Survey’s show only 0.4 per cent of the country’s population reads business papers of any kind. According to the Indian Readership Survey (a survey on readership carried out buy Media Readers Users Council, a not-for-profit entity that has representatives from advertisers, advertising agencies and media companies), 38 per cent of the population reads at least one daily news publication.

The advertising revenue generated by the financial dailies and magazines is about Rs.800 crore (US$ 200 million). The financial press reports that The Economic Times generates about Rs.600-crore of advertising revenue currently. The balance Rs.200 crore is apparently distributed between Business Standard, Hindu Business Line, The Financial Express, DNA Money, Mint and the numerous financial magazines and periodicals. Again, launching a business daily is not easy, say experts. It costs roughly Rs.12 to 20 to bring out a copy of a newspaper. If the circulation is one lakh (100,000) copies, the investment works out to about Rs.12 lakh per day. There is still apprehension as to whether the market can accommodate all the papers.

T Ninan the founder-editor and publisher of Business Standard writing about the prospect of financial dailies in Indian languages editorialized on the day of his paper Hindi launch,, “Our market research has revealed a hunger for news on the stock market, on companies and brands, on technological developments and consumer finance, on prices and interest rates. The survey findings reflect a more upbeat mood than many people might have assumed, a desire to grab opportunities, and a strong wish to be better informed on economic issues. It is now getting on to nearly six decades since the first English-language business newspaper was born.

It took about three decades after that for the first of these business newspapers to register paid circulation of a hundred thousand copies. In contrast, it goes almost without saying that the Hindi business newspapers will start off more confidently, with large circulation numbers from the very beginning. There will not be advertising to match, at least initially, but that may change because the marketing world too has woken up to the importance of the heartland. For all one knows, Hindi business readership might overtake English readership in the coming years, just as it has done when it comes to the general newspapers”.

Stork’s intermittent rotary screen module for variable print-lengths

A special feature of the unit is Stork’s patented intermittent-contact squeegee system. This eliminates the problem of mesh-stretching, by only applying downward pressure against the screen, while the mesh makes contact with the substrate. When the screen assumes the off-contact position, the squeegee pressure is immediately disengaged.

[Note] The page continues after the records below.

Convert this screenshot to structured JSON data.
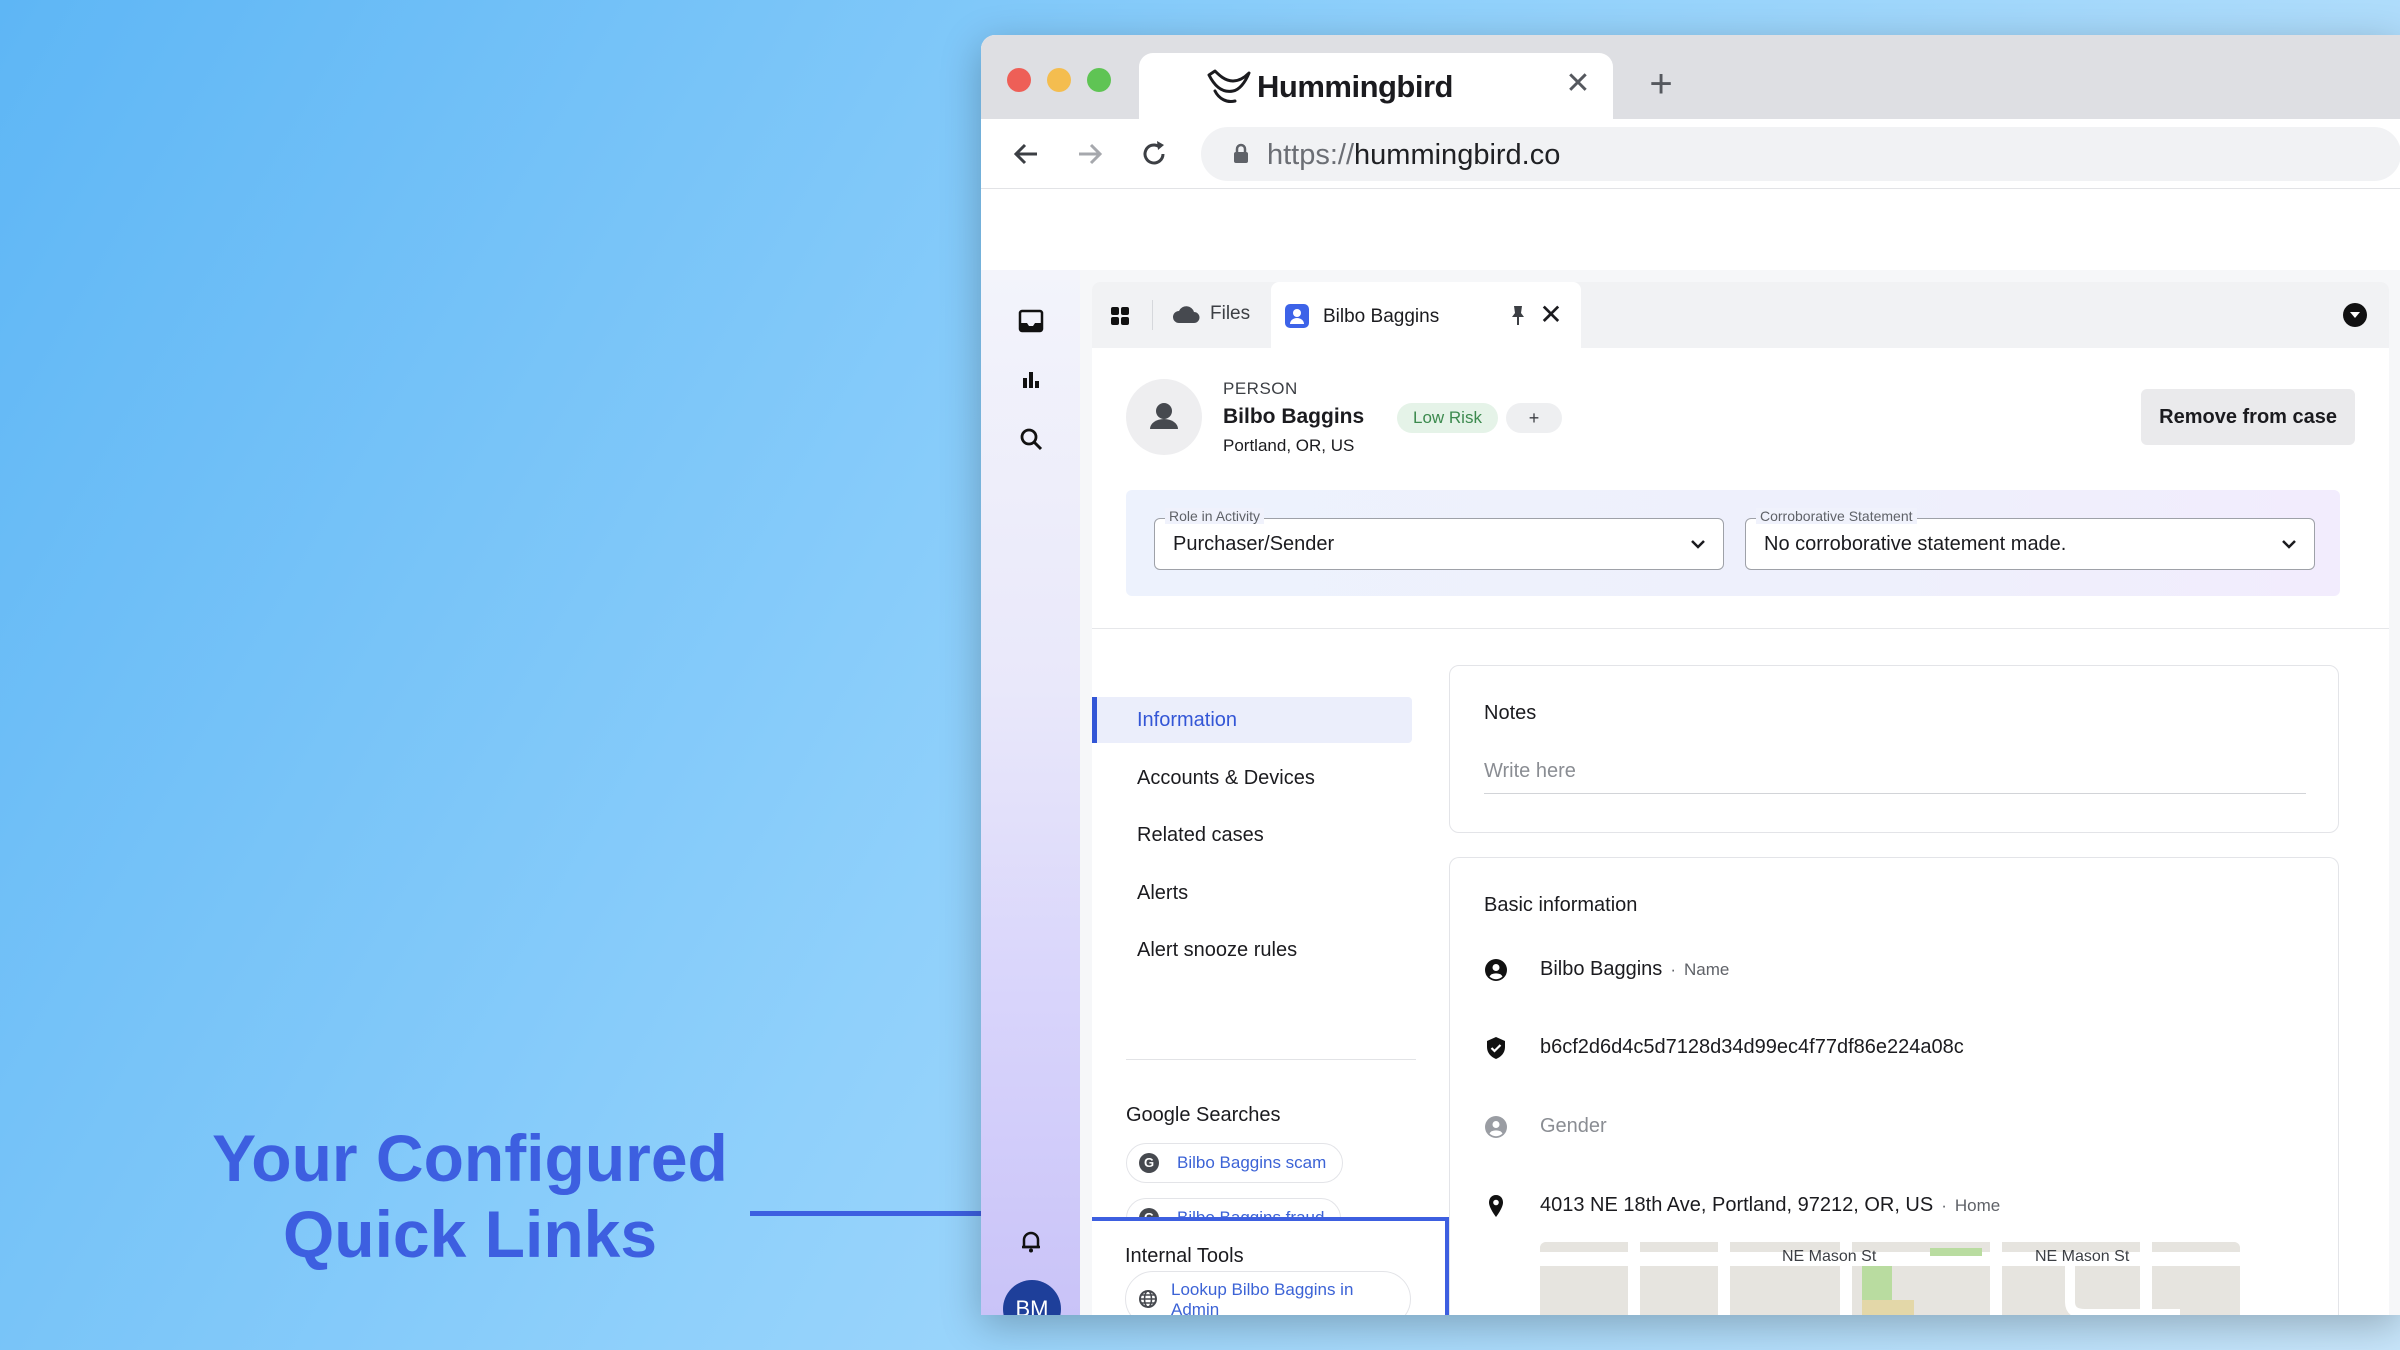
{
  "callout": {
    "line1": "Your Configured",
    "line2": "Quick Links"
  },
  "browser": {
    "tab_title": "Hummingbird",
    "url_scheme": "https://",
    "url_host": "hummingbird.co"
  },
  "app": {
    "tabs": [
      {
        "label": "Files"
      },
      {
        "label": "Bilbo Baggins"
      }
    ],
    "avatar_initials": "BM",
    "person": {
      "kind": "PERSON",
      "name": "Bilbo Baggins",
      "location": "Portland, OR, US",
      "risk_badge": "Low Risk",
      "add_badge": "+",
      "remove_button": "Remove from case"
    },
    "role": {
      "label": "Role in Activity",
      "value": "Purchaser/Sender"
    },
    "corroborative": {
      "label": "Corroborative Statement",
      "value": "No corroborative statement made."
    },
    "subnav": [
      {
        "label": "Information",
        "active": true
      },
      {
        "label": "Accounts & Devices"
      },
      {
        "label": "Related cases"
      },
      {
        "label": "Alerts"
      },
      {
        "label": "Alert snooze rules"
      }
    ],
    "google_searches": {
      "title": "Google Searches",
      "links": [
        "Bilbo Baggins scam",
        "Bilbo Baggins fraud"
      ]
    },
    "internal_tools": {
      "title": "Internal Tools",
      "link": "Lookup Bilbo Baggins in Admin"
    },
    "notes": {
      "title": "Notes",
      "placeholder": "Write here"
    },
    "basic_info": {
      "title": "Basic information",
      "name": "Bilbo Baggins",
      "name_sub": "Name",
      "hash": "b6cf2d6d4c5d7128d34d99ec4f77df86e224a08c",
      "gender": "Gender",
      "address": "4013 NE 18th Ave, Portland, 97212, OR, US",
      "address_sub": "Home",
      "map_streets": [
        "NE Mason St",
        "NE Mason St"
      ]
    }
  }
}
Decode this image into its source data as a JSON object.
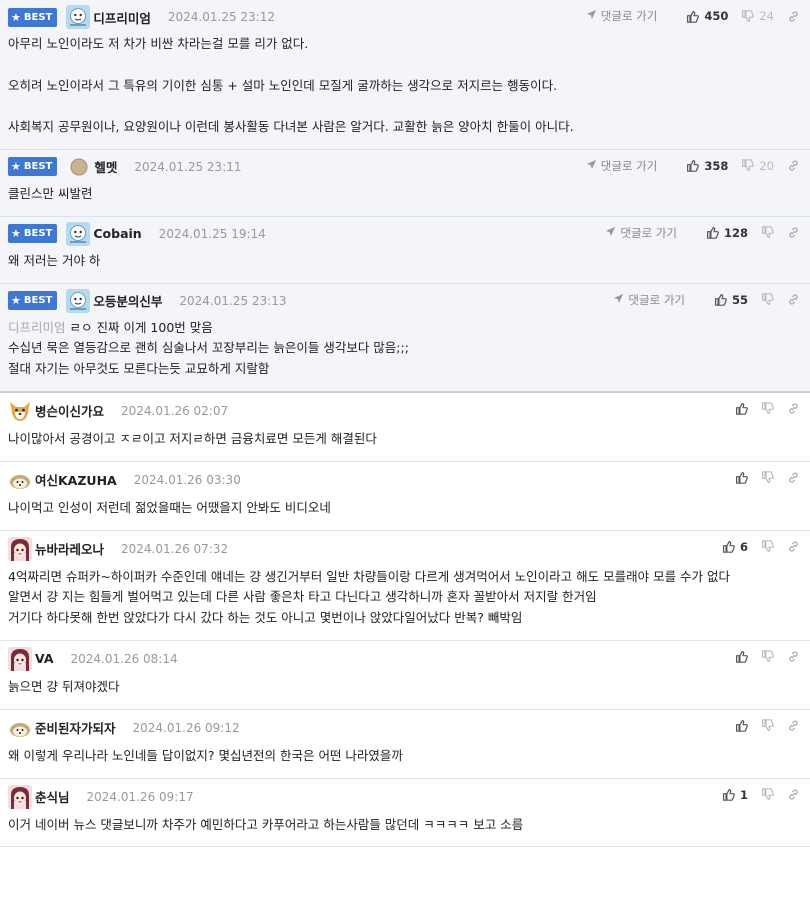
{
  "labels": {
    "best_badge": "BEST",
    "reply_link": "댓글로 가기"
  },
  "comments": [
    {
      "best": true,
      "nick": "디프리미엄",
      "avatar": "ice-character",
      "date": "2024.01.25 23:12",
      "likes": "450",
      "dislikes": "24",
      "lines": [
        "아무리 노인이라도 저 차가 비싼 차라는걸 모를 리가 없다.",
        "",
        "오히려 노인이라서 그 특유의 기이한 심통 + 설마 노인인데 모질게 굴까하는 생각으로 저지르는 행동이다.",
        "",
        "사회복지 공무원이나, 요양원이나 이런데 봉사활동 다녀본 사람은 알거다. 교활한 늙은 양아치 한둘이 아니다."
      ]
    },
    {
      "best": true,
      "nick": "헬멧",
      "avatar": "brown-dot",
      "date": "2024.01.25 23:11",
      "likes": "358",
      "dislikes": "20",
      "lines": [
        "클린스만 씨발련"
      ]
    },
    {
      "best": true,
      "nick": "Cobain",
      "avatar": "ice-character",
      "date": "2024.01.25 19:14",
      "likes": "128",
      "dislikes": "",
      "lines": [
        "왜 저러는 거야 하"
      ]
    },
    {
      "best": true,
      "nick": "오등분의신부",
      "avatar": "ice-character",
      "date": "2024.01.25 23:13",
      "likes": "55",
      "dislikes": "",
      "quote": "디프리미엄",
      "lines": [
        "ㄹㅇ 진짜 이게 100번 맞음",
        "수십년 묵은 열등감으로 괜히 심술나서 꼬장부리는 늙은이들 생각보다 많음;;;",
        "절대 자기는 아무것도 모른다는듯 교묘하게 지랄함"
      ]
    },
    {
      "best": false,
      "nick": "병슨이신가요",
      "avatar": "dog",
      "date": "2024.01.26 02:07",
      "likes": "",
      "dislikes": "",
      "lines": [
        "나이많아서 공경이고 ㅈㄹ이고 저지ㄹ하면 금융치료면 모든게 해결된다"
      ]
    },
    {
      "best": false,
      "nick": "여신KAZUHA",
      "avatar": "hedgehog",
      "date": "2024.01.26 03:30",
      "likes": "",
      "dislikes": "",
      "lines": [
        "나이먹고 인성이 저런데 젊었을때는 어땠을지 안봐도 비디오네"
      ]
    },
    {
      "best": false,
      "nick": "뉴바라레오나",
      "avatar": "girl",
      "date": "2024.01.26 07:32",
      "likes": "6",
      "dislikes": "",
      "lines": [
        "4억짜리면 슈퍼카~하이퍼카 수준인데 얘네는 걍 생긴거부터 일반 차량들이랑 다르게 생겨먹어서 노인이라고 해도 모를래야 모를 수가 없다",
        "알면서 걍 지는 힘들게 벌어먹고 있는데 다른 사람 좋은차 타고 다닌다고 생각하니까 혼자 꼴받아서 저지랄 한거임",
        "거기다 하다못해 한번 앉았다가 다시 갔다 하는 것도 아니고 몇번이나 앉았다일어났다 반복? 빼박임"
      ]
    },
    {
      "best": false,
      "nick": "VA",
      "avatar": "girl",
      "date": "2024.01.26 08:14",
      "likes": "",
      "dislikes": "",
      "lines": [
        "늙으면 걍 뒤져야겠다"
      ]
    },
    {
      "best": false,
      "nick": "준비된자가되자",
      "avatar": "hedgehog",
      "date": "2024.01.26 09:12",
      "likes": "",
      "dislikes": "",
      "lines": [
        "왜 이렇게 우리나라 노인네들 답이없지? 몇십년전의 한국은 어떤 나라였을까"
      ]
    },
    {
      "best": false,
      "nick": "춘식님",
      "avatar": "girl",
      "date": "2024.01.26 09:17",
      "likes": "1",
      "dislikes": "",
      "lines": [
        "이거 네이버 뉴스 댓글보니까 차주가 예민하다고 카푸어라고 하는사람들 많던데 ㅋㅋㅋㅋ 보고 소름"
      ]
    }
  ]
}
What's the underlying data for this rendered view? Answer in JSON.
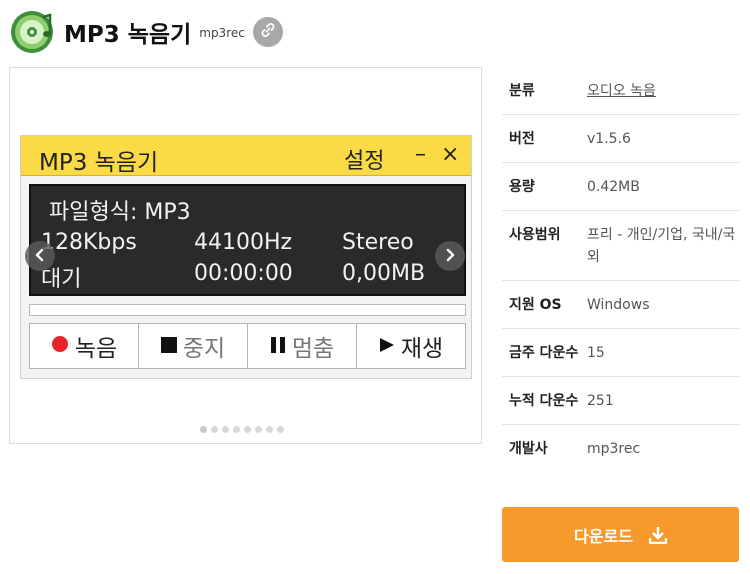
{
  "app": {
    "title": "MP3 녹음기",
    "id": "mp3rec"
  },
  "screenshot": {
    "title": "MP3 녹음기",
    "settings": "설정",
    "minimize": "–",
    "close": "×",
    "format_line": "파일형식: MP3",
    "bitrate": "128Kbps",
    "samplerate": "44100Hz",
    "channel": "Stereo",
    "status": "대기",
    "time": "00:00:00",
    "size": "0,00MB",
    "buttons": {
      "record": "녹음",
      "stop": "중지",
      "pause": "멈춤",
      "play": "재생"
    }
  },
  "gallery": {
    "dot_count": 8,
    "active_dot": 0
  },
  "info": {
    "category_label": "분류",
    "category_value": "오디오 녹음",
    "version_label": "버전",
    "version_value": "v1.5.6",
    "size_label": "용량",
    "size_value": "0.42MB",
    "license_label": "사용범위",
    "license_value": "프리 - 개인/기업, 국내/국외",
    "os_label": "지원 OS",
    "os_value": "Windows",
    "weekly_label": "금주 다운수",
    "weekly_value": "15",
    "total_label": "누적 다운수",
    "total_value": "251",
    "developer_label": "개발사",
    "developer_value": "mp3rec"
  },
  "download": {
    "label": "다운로드"
  },
  "colors": {
    "accent": "#f79a2c",
    "titlebar": "#fbdb45",
    "record_dot": "#e8232a"
  }
}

Intermittent printing systems enable substantial savings in tooling costs and changeover time. Between impressions, the web realigns itself, by making an intermittent web movement, which is adjustable according to the repeat length. In this way, a single screen or cylinder size can be used for many different print jobs.

The unit features Stork’s patented squeegee system, which eliminates the problem of screen wear-and-tear. Bert Grootjen, program manager graphics at Stork Prints, comments: “The unit has proved so popular because it gives label converters the chance to compete successfully in short-run, high-end markets, while enjoying low consumable costs at the same time.”

Rotary screen printing is seen as a highly productive means of applying thick ink and varnish deposits. As a result, the process is ideal for high-end features that offer extra shelf impact, like high-lustre varnishes, tactile and raised image effects, brilliant opaques, the no-label look, thermo-chromic inks, and a range of brand-protecting security solutions, such as iridescent inks.

Konica Minolta showcases high-end digital presses

Konica Minolta showcases high-end digital presses

Konica Minolta demonstrated its high-end printing solutions including bizhub PRESS C1100/ C1085; bizhub PRESS C1070/C1060; bizhub PRESS 1250 and MGI JETvarnish 3DS at PrintPack India exhibition at India Expo Centre, Greater Noida.